Yeah, well given that they've averaged a net loss of $150 million a year for the past 4 years, and currently have a market cap of just $136 million, it didn't take much to see they were staring down the barrel of imminent bankruptcy.

Submitted by Andrew McMillen (not verified) on Wed, 10/08/11 - 11:50 AM Permalink

This is terrible news. My condolences to all affected by this decision.

I am seeking interviews with StudioOz and Blue Tongue staff. If anyone reading this wishes to speak to a journalist, on or off the record, email me: andrew dot mcmillen at gmail dot com. Thank you.

Submitted by Anonymous (not verified) on Wed, 10/08/11 - 12:04 PM Permalink

This is really becoming beyond a joke. If this industry is meant to worth so much every year why isn't the government trying to protect at least some of these companies that have proven there worth. It's like they are taking the stance of ok if we let it all go to fubar we don't have to worry about it.

Submitted by Anonymous (not verified) on Wed, 10/08/11 - 12:18 PM Permalink

Come on now. What societal value do video games really provide? Why should the government think that De Blob so important that the franchise should be preserved at the taxpayers expense?

Submitted by Anonymous (not verified) on Wed, 10/08/11 - 12:20 PM Permalink

Because the industry isn't worth much at all, not to the studios themselves; it's the overseas publishers that make all the money. If anything the game industry is seen as a liability by tying up good staff that would be contributing more to our economy by working in other fields.

And unlike the film industry we're not seen as being culturally significant enough to warrent an inexhaustible supply of grant money.

Submitted by Canflipper (not verified) on Wed, 10/08/11 - 6:08 PM Permalink

By that logic, one could also argue that the TV and Film industries are also tying up useful people and are holding the country back, as many of the shows we see on TV and the Vast Majority of Films shown are from overseas. If, all of a sudden, all TV except news and all movies except government approved documentaries were canceled, would you still posses such a cavalier attitude?

Submitted by designerwatts on Wed, 10/08/11 - 12:19 PM Permalink

My sympathies to all the super skilled guys and girls at THQ and Bluetongue. I hope you all find yourselves back on your feet soon enough.
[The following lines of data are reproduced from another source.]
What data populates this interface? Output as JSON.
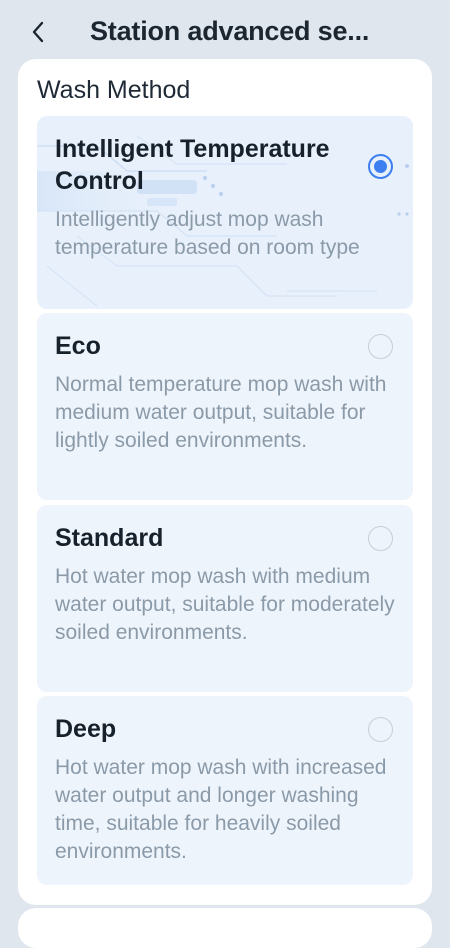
{
  "header": {
    "title": "Station advanced se...",
    "back_icon": "chevron-left-icon"
  },
  "wash_method": {
    "title": "Wash Method",
    "options": [
      {
        "title": "Intelligent Temperature Control",
        "description": "Intelligently adjust mop wash temperature based on room type",
        "selected": true
      },
      {
        "title": "Eco",
        "description": "Normal temperature mop wash with medium water output, suitable for lightly soiled environments.",
        "selected": false
      },
      {
        "title": "Standard",
        "description": "Hot water mop wash with medium water output, suitable for moderately soiled environments.",
        "selected": false
      },
      {
        "title": "Deep",
        "description": "Hot water mop wash with increased water output and longer washing time, suitable for heavily soiled environments.",
        "selected": false
      }
    ]
  },
  "colors": {
    "accent": "#3d7ff0",
    "background": "#dfe6ee",
    "card": "#ffffff",
    "option_bg": "#eef4fb",
    "description_text": "#8b9aa9"
  }
}
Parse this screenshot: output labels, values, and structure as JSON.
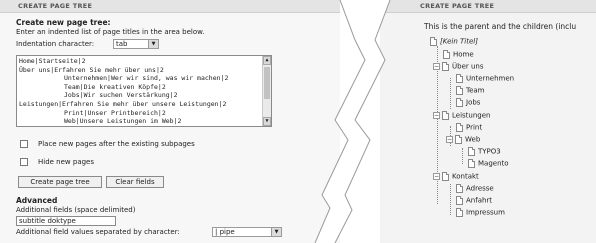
{
  "left": {
    "header": "CREATE PAGE TREE",
    "section_title": "Create new page tree:",
    "instructions": "Enter an indented list of page titles in the area below.",
    "indentation_label": "Indentation character:",
    "indentation_value": "tab",
    "textarea_lines": [
      "Home|Startseite|2",
      "Über uns|Erfahren Sie mehr über uns|2",
      "\tUnternehmen|Wer wir sind, was wir machen|2",
      "\tTeam|Die kreativen Köpfe|2",
      "\tJobs|Wir suchen Verstärkung|2",
      "Leistungen|Erfahren Sie mehr über unsere Leistungen|2",
      "\tPrint|Unser Printbereich|2",
      "\tWeb|Unsere Leistungen im Web|2"
    ],
    "checkbox_place_after": "Place new pages after the existing subpages",
    "checkbox_hide": "Hide new pages",
    "btn_create": "Create page tree",
    "btn_clear": "Clear fields",
    "advanced_title": "Advanced",
    "additional_fields_label": "Additional fields (space delimited)",
    "additional_fields_value": "subtitle doktype",
    "separator_label": "Additional field values separated by character:",
    "separator_value": "| pipe"
  },
  "right": {
    "header": "CREATE PAGE TREE",
    "intro": "This is the parent and the children (inclu",
    "root": "[Kein Titel]",
    "items": [
      {
        "label": "Home"
      },
      {
        "label": "Über uns"
      },
      {
        "label": "Unternehmen"
      },
      {
        "label": "Team"
      },
      {
        "label": "Jobs"
      },
      {
        "label": "Leistungen"
      },
      {
        "label": "Print"
      },
      {
        "label": "Web"
      },
      {
        "label": "TYPO3"
      },
      {
        "label": "Magento"
      },
      {
        "label": "Kontakt"
      },
      {
        "label": "Adresse"
      },
      {
        "label": "Anfahrt"
      },
      {
        "label": "Impressum"
      }
    ]
  },
  "colors": {
    "header_bg": "#e4e4e4",
    "panel_bg": "#f7f7f7",
    "tear_bg": "#ffffff"
  }
}
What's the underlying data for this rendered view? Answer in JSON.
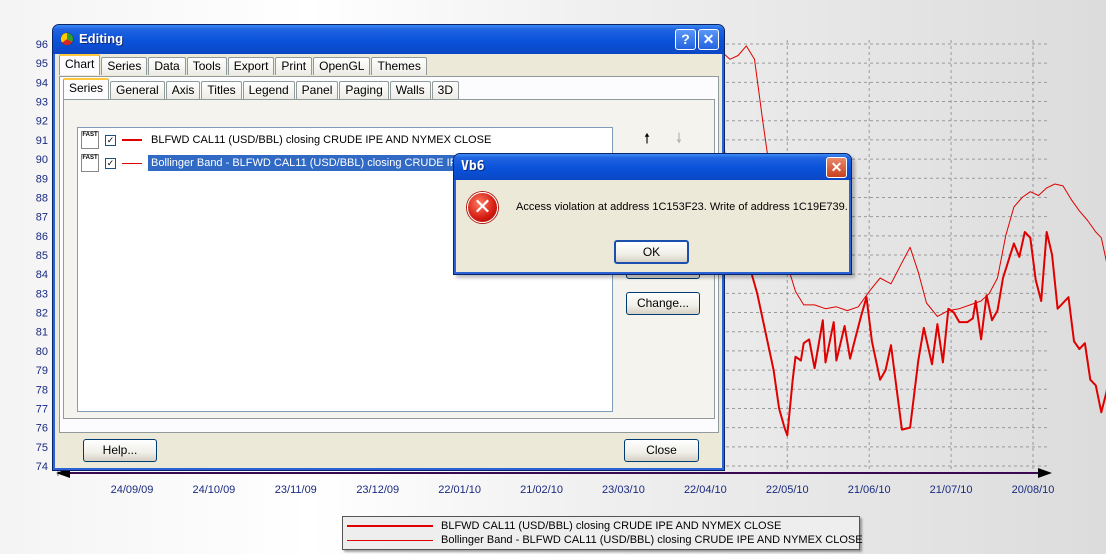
{
  "chart_data": {
    "type": "line",
    "title": "",
    "xlabel": "",
    "ylabel": "",
    "ylim": [
      74,
      96
    ],
    "y_ticks": [
      "96",
      "95",
      "94",
      "93",
      "92",
      "91",
      "90",
      "89",
      "88",
      "87",
      "86",
      "85",
      "84",
      "83",
      "82",
      "81",
      "80",
      "79",
      "78",
      "77",
      "76",
      "75",
      "74"
    ],
    "x_ticks": [
      "24/09/09",
      "24/10/09",
      "23/11/09",
      "23/12/09",
      "22/01/10",
      "21/02/10",
      "23/03/10",
      "22/04/10",
      "22/05/10",
      "21/06/10",
      "21/07/10",
      "20/08/10"
    ],
    "grid": true,
    "legend_position": "bottom-center",
    "series": [
      {
        "name": "BLFWD CAL11 (USD/BBL) closing CRUDE IPE AND NYMEX CLOSE",
        "color": "#e00000",
        "points": [
          [
            "22/04/10",
            91.3
          ],
          [
            "24/04/10",
            93.2
          ],
          [
            "26/04/10",
            94.0
          ],
          [
            "27/04/10",
            92.8
          ],
          [
            "30/04/10",
            89.0
          ],
          [
            "05/05/10",
            87.0
          ],
          [
            "08/05/10",
            84.5
          ],
          [
            "11/05/10",
            83.0
          ],
          [
            "14/05/10",
            81.0
          ],
          [
            "17/05/10",
            79.0
          ],
          [
            "19/05/10",
            77.0
          ],
          [
            "21/05/10",
            76.0
          ],
          [
            "22/05/10",
            75.6
          ],
          [
            "24/05/10",
            78.5
          ],
          [
            "25/05/10",
            79.7
          ],
          [
            "27/05/10",
            79.5
          ],
          [
            "28/05/10",
            80.4
          ],
          [
            "30/05/10",
            80.6
          ],
          [
            "01/06/10",
            79.1
          ],
          [
            "04/06/10",
            81.6
          ],
          [
            "05/06/10",
            79.4
          ],
          [
            "08/06/10",
            81.5
          ],
          [
            "09/06/10",
            79.5
          ],
          [
            "12/06/10",
            81.3
          ],
          [
            "14/06/10",
            79.6
          ],
          [
            "16/06/10",
            80.7
          ],
          [
            "18/06/10",
            81.8
          ],
          [
            "20/06/10",
            82.8
          ],
          [
            "22/06/10",
            80.5
          ],
          [
            "25/06/10",
            78.5
          ],
          [
            "27/06/10",
            79.0
          ],
          [
            "29/06/10",
            80.3
          ],
          [
            "03/07/10",
            75.9
          ],
          [
            "06/07/10",
            76.0
          ],
          [
            "09/07/10",
            79.5
          ],
          [
            "11/07/10",
            81.2
          ],
          [
            "14/07/10",
            79.3
          ],
          [
            "16/07/10",
            81.4
          ],
          [
            "18/07/10",
            79.4
          ],
          [
            "20/07/10",
            82.2
          ],
          [
            "22/07/10",
            82.0
          ],
          [
            "24/07/10",
            81.5
          ],
          [
            "27/07/10",
            81.5
          ],
          [
            "29/07/10",
            81.7
          ],
          [
            "30/07/10",
            82.6
          ],
          [
            "01/08/10",
            80.6
          ],
          [
            "03/08/10",
            82.9
          ],
          [
            "05/08/10",
            81.6
          ],
          [
            "07/08/10",
            82.1
          ],
          [
            "09/08/10",
            83.8
          ],
          [
            "11/08/10",
            84.7
          ],
          [
            "13/08/10",
            85.6
          ],
          [
            "15/08/10",
            84.9
          ],
          [
            "17/08/10",
            86.2
          ],
          [
            "19/08/10",
            85.9
          ],
          [
            "21/08/10",
            83.7
          ],
          [
            "23/08/10",
            82.6
          ],
          [
            "25/08/10",
            86.2
          ],
          [
            "27/08/10",
            85.0
          ],
          [
            "29/08/10",
            82.2
          ],
          [
            "02/09/10",
            82.8
          ],
          [
            "04/09/10",
            80.5
          ],
          [
            "06/09/10",
            80.1
          ],
          [
            "08/09/10",
            80.4
          ],
          [
            "10/09/10",
            78.5
          ],
          [
            "12/09/10",
            78.2
          ],
          [
            "14/09/10",
            76.8
          ],
          [
            "16/09/10",
            77.9
          ],
          [
            "17/09/10",
            79.1
          ]
        ]
      },
      {
        "name": "Bollinger Band - BLFWD CAL11 (USD/BBL) closing CRUDE IPE AND NYMEX CLOSE",
        "color": "#e00000",
        "points": [
          [
            "22/04/10",
            92.5
          ],
          [
            "25/04/10",
            94.4
          ],
          [
            "28/04/10",
            95.6
          ],
          [
            "01/05/10",
            95.2
          ],
          [
            "04/05/10",
            95.4
          ],
          [
            "07/05/10",
            95.9
          ],
          [
            "10/05/10",
            95.2
          ],
          [
            "13/05/10",
            92.0
          ],
          [
            "16/05/10",
            89.0
          ],
          [
            "19/05/10",
            86.6
          ],
          [
            "22/05/10",
            84.5
          ],
          [
            "25/05/10",
            83.1
          ],
          [
            "28/05/10",
            82.4
          ],
          [
            "01/06/10",
            82.4
          ],
          [
            "05/06/10",
            82.2
          ],
          [
            "09/06/10",
            82.3
          ],
          [
            "13/06/10",
            82.1
          ],
          [
            "17/06/10",
            82.3
          ],
          [
            "21/06/10",
            83.1
          ],
          [
            "25/06/10",
            83.8
          ],
          [
            "29/06/10",
            83.5
          ],
          [
            "03/07/10",
            84.6
          ],
          [
            "06/07/10",
            85.4
          ],
          [
            "09/07/10",
            84.1
          ],
          [
            "12/07/10",
            82.5
          ],
          [
            "16/07/10",
            81.8
          ],
          [
            "20/07/10",
            82.1
          ],
          [
            "24/07/10",
            82.2
          ],
          [
            "28/07/10",
            82.4
          ],
          [
            "01/08/10",
            82.6
          ],
          [
            "04/08/10",
            83.0
          ],
          [
            "07/08/10",
            83.8
          ],
          [
            "10/08/10",
            86.0
          ],
          [
            "13/08/10",
            87.5
          ],
          [
            "16/08/10",
            88.0
          ],
          [
            "19/08/10",
            88.3
          ],
          [
            "22/08/10",
            88.1
          ],
          [
            "25/08/10",
            88.5
          ],
          [
            "28/08/10",
            88.7
          ],
          [
            "31/08/10",
            88.6
          ],
          [
            "03/09/10",
            87.9
          ],
          [
            "06/09/10",
            87.3
          ],
          [
            "09/09/10",
            86.8
          ],
          [
            "12/09/10",
            86.2
          ],
          [
            "14/09/10",
            85.9
          ],
          [
            "16/09/10",
            84.6
          ],
          [
            "17/09/10",
            82.6
          ]
        ]
      }
    ]
  },
  "legend": {
    "items": [
      "BLFWD CAL11 (USD/BBL) closing CRUDE IPE AND NYMEX CLOSE",
      "Bollinger Band - BLFWD CAL11 (USD/BBL) closing CRUDE IPE AND NYMEX CLOSE"
    ]
  },
  "editing": {
    "title": "Editing",
    "help_label": "?",
    "close_label": "✕",
    "tabs": [
      "Chart",
      "Series",
      "Data",
      "Tools",
      "Export",
      "Print",
      "OpenGL",
      "Themes"
    ],
    "subtabs": [
      "Series",
      "General",
      "Axis",
      "Titles",
      "Legend",
      "Panel",
      "Paging",
      "Walls",
      "3D"
    ],
    "series_list": [
      {
        "label": "BLFWD CAL11 (USD/BBL) closing CRUDE IPE AND NYMEX CLOSE",
        "checked": true,
        "selected": false
      },
      {
        "label": "Bollinger Band - BLFWD CAL11 (USD/BBL) closing CRUDE IPE AND NYMEX CLOSE",
        "checked": true,
        "selected": true
      }
    ],
    "fast_icon_text": "FAST",
    "check_mark": "✓",
    "up_arrow": "🠕",
    "down_arrow": "🠗",
    "change_button": "Change...",
    "help_button": "Help...",
    "close_button": "Close"
  },
  "error_dialog": {
    "title": "Vb6",
    "close_label": "✕",
    "icon_glyph": "✕",
    "message": "Access violation at address 1C153F23. Write of address 1C19E739.",
    "ok_button": "OK"
  }
}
I'm happy to sit down and talk to anyone from BT/THQ looking for advice on going Indy, approaching investors for funding or managing small scale projects as it's something i've been working in for the last few years.

Get in contact with me at chriswatts at playbitent dot com